June 13. We started our walk up Aztec Canyon to Rainbow Bridge under heavy overcast. There is a wonderful passage where Bridge Canyon cuts through the walls of Aztec Canyon. One of the choicest bits of canyon we have seen, this proves to be the precise spot where the Bureau of Reclamation proposes to build a cut-off dam to protect Rainbow Bridge from the waters that will be impounded by Glen Canyon Dam. Entering Bridge Canyon we walked on to the grand climax of the Glen Canyon trip. Rainbow Bridge’s mighty, free-standing arch was as impressive in the overcast lighting as it might have been in sunlight.

(For more about Rainbow Bridge and the making of the color photograph of it that appeared in the Sierra Club Exhibit Format Series Book Navajo Wildlands: As Long As The Rivers Shall Run, see the blog post, “The Making Of Rainbow Bridge From The Upstream Side.”)

June 14. We were thoroughly awakened at 4:30 a.m. by a crescendo in the chorus of rain that had been constant for most of the night. A short time after it began, it was coming into the tent in wholesale quantities. A large rock falling off the ledge above us tore a huge gap in the tent and we were forced to leave. Fortunately, it hit to one side, missing us. As we ran toward shelter under some large boulders, we heard an ominous roaring, and looked up to see a full-blown waterfall cascading down into what had been the camp kitchen. But for the quick thinking of some of those who had been sleeping close to the kitchen, much of our equipment and supplies might have been carried into the Colorado River…

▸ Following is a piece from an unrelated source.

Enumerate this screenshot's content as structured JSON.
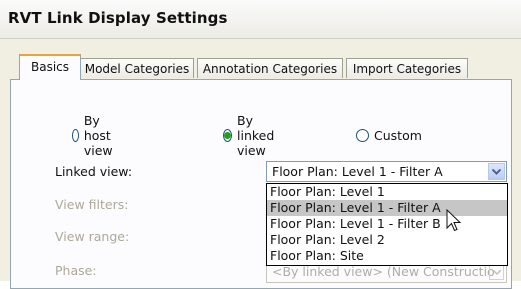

(CONTINUED IN BLOG POST, “Covered Wagon Journal 2“)

Covered Wagon is also mentioned in the blog post, “What Urban Exploration Photography Learned From Nature.”

Did you have a favorite vehicle growing up? What kind of rig do you use for photography or other work you do?